How far can you push yourself to hike in a day? Safety should be your priority when it comes to day hiking.
First, plan your hike ahead of time. Know the trail conditions before setting out, and choose a route that is within your capabilities. Always have supplies like food, water and extra clothing.
Second, it’s always a good idea to let someone know where you are going so they can keep track of your progress throughout the day. This is especially important if you plan on hiking alone. You should also bring along a cell phone or GPS device in case of emergency.
After considering all the factors and safety tips for day hiking, you can now confidently set a goal for yourself. Whether it’s to hike five or 20 miles, the most important thing is to be prepared before you go. Take the time to plan your route, bring the right gear, and make sure you have enough food and water.
As long as you plan ahead, stay safe, and pace yourself accordingly, there’s no limit to how far you can go.
Frequently Asked Questions(FAQs)
How many miles can you hike in a day with a backpack?
The average person can hike up to 10-15 miles a day with a backpack. However, this depends on the individual fitness level, terrain, and weight of the backpack. Starting with shorter hikes and gradually increasing the distance is a good way to determine your personal limit.
How many miles can you hike PCT in a day?

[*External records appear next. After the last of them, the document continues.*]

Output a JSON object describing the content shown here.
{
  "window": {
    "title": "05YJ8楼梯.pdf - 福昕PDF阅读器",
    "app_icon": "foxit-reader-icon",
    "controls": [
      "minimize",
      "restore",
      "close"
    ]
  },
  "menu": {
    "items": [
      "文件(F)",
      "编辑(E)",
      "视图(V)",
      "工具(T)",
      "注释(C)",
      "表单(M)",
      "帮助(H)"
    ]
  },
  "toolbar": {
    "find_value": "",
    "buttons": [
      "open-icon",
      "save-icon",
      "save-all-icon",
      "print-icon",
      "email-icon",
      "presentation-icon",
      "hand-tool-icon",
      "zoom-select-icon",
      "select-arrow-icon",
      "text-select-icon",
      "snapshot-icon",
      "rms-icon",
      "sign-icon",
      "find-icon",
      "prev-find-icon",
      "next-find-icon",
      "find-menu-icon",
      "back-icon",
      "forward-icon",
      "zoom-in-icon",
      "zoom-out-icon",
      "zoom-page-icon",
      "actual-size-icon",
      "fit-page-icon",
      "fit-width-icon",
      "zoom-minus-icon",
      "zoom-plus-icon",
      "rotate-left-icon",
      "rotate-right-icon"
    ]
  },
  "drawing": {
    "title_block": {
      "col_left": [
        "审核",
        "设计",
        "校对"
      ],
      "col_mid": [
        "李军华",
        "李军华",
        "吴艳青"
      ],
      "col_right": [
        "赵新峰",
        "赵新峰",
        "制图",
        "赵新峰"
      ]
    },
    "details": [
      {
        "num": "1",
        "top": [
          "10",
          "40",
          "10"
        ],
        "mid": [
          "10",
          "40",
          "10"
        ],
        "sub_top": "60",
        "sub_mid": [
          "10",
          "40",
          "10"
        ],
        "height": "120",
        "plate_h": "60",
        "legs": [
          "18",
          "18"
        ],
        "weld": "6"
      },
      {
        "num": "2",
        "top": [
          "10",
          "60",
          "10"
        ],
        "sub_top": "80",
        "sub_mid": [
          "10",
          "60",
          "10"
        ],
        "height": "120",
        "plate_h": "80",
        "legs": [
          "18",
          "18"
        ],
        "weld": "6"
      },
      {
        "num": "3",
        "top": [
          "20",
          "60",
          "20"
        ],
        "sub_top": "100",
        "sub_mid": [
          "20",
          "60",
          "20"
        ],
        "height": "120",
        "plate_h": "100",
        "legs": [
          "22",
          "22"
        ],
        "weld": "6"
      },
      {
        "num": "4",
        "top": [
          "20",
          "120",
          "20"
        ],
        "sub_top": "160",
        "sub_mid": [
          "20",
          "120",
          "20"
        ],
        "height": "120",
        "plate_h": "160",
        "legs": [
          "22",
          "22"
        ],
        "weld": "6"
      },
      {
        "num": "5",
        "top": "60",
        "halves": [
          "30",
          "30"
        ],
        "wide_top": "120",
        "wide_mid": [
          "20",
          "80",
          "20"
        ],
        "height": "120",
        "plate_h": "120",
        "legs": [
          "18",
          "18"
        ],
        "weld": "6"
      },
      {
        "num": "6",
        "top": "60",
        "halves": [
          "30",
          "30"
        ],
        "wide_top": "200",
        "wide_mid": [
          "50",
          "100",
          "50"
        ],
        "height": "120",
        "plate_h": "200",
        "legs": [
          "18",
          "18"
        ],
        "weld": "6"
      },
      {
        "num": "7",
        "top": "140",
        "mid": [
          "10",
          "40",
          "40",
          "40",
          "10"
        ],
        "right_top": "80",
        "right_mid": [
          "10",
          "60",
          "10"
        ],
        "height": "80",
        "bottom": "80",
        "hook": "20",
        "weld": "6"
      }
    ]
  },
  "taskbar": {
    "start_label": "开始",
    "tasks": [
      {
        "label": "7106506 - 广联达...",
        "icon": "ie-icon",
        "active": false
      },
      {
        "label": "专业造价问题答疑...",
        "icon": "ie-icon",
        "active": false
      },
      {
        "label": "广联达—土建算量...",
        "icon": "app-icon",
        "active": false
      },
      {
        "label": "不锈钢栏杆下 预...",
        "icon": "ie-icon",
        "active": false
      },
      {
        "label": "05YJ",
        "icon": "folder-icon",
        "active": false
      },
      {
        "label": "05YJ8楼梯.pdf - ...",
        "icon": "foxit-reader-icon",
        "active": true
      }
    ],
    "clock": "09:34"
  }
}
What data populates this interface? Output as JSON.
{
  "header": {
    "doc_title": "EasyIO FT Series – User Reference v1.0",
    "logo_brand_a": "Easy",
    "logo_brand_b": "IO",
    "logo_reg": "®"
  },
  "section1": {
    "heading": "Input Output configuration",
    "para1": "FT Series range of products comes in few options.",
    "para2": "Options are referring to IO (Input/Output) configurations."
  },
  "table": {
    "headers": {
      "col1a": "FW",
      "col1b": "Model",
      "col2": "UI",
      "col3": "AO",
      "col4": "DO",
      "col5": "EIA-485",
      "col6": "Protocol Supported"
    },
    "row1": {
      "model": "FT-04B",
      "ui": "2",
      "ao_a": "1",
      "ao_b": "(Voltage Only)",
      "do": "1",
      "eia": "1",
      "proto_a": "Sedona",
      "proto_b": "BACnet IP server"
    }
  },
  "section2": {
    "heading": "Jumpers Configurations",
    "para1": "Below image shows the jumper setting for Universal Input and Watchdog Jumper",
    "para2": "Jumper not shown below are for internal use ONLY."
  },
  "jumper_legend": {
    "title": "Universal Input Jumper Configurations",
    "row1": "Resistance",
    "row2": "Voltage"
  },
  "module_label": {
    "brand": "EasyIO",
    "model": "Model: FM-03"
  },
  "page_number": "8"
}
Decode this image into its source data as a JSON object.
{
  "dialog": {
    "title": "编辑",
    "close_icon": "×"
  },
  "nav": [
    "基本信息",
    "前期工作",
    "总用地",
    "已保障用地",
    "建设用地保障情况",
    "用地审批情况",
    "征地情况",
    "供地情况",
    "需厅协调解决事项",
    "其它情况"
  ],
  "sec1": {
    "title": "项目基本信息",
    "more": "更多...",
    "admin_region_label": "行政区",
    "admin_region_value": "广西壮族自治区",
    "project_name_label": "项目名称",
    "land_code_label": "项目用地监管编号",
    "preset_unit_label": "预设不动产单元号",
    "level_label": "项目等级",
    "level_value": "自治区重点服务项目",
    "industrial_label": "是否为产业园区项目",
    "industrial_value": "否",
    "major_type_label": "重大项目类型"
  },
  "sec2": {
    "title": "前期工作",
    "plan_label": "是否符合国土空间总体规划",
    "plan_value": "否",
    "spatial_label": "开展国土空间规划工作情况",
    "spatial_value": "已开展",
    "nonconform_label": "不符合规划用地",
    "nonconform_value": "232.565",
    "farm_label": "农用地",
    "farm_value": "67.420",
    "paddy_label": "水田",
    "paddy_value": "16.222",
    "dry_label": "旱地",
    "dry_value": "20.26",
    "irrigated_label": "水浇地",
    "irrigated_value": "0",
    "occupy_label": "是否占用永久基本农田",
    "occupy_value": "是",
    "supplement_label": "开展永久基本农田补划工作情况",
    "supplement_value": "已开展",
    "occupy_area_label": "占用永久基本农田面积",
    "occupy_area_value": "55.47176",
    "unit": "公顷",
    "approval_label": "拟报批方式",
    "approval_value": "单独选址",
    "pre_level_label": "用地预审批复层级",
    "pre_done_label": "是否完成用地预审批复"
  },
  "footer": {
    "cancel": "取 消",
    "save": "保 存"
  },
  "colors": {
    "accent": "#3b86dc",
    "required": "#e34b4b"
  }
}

The average daily mileage on the Pacific Crest Trail (PCT) is 20-25 miles. Depending on the terrain, weather, and your fitness level, you may be able to hike up to 30 miles in a day. Always use caution and don’t overexert yourself.